[Excerpts from an interface dataset]
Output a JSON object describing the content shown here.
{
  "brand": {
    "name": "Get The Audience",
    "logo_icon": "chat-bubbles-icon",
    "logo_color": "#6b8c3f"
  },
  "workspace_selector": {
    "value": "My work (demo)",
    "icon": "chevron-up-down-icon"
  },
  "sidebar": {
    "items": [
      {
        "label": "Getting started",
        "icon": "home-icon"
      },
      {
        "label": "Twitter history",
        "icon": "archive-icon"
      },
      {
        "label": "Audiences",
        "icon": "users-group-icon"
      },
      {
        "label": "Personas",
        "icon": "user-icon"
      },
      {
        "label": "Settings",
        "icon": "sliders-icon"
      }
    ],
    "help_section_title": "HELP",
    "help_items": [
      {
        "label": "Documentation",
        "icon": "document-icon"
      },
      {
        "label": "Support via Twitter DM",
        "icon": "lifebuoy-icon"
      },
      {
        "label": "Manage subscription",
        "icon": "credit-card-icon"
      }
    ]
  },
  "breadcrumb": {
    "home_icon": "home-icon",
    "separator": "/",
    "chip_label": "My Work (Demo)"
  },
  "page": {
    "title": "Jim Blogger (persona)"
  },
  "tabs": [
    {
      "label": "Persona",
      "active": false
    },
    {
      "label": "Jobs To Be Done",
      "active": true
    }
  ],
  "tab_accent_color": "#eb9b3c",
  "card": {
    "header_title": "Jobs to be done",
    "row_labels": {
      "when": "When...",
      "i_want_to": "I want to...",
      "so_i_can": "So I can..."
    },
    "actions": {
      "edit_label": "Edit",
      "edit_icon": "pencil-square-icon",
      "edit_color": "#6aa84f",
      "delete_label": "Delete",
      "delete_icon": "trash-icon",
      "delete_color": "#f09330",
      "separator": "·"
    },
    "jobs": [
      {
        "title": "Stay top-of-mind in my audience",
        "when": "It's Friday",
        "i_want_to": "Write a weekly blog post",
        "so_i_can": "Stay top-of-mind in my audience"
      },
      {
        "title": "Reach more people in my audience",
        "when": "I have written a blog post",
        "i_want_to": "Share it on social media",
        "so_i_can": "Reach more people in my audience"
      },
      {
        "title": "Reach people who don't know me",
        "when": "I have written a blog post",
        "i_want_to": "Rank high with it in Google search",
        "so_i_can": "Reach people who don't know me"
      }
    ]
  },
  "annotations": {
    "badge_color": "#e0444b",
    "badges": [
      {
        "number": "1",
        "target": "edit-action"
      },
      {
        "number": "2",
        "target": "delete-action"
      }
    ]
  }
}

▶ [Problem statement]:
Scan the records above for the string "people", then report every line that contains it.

▶ [Finished task]:
        "title": "Reach more people in my audience",
        "so_i_can": "Reach more people in my audience"
        "title": "Reach people who don't know me",
        "so_i_can": "Reach people who don't know me"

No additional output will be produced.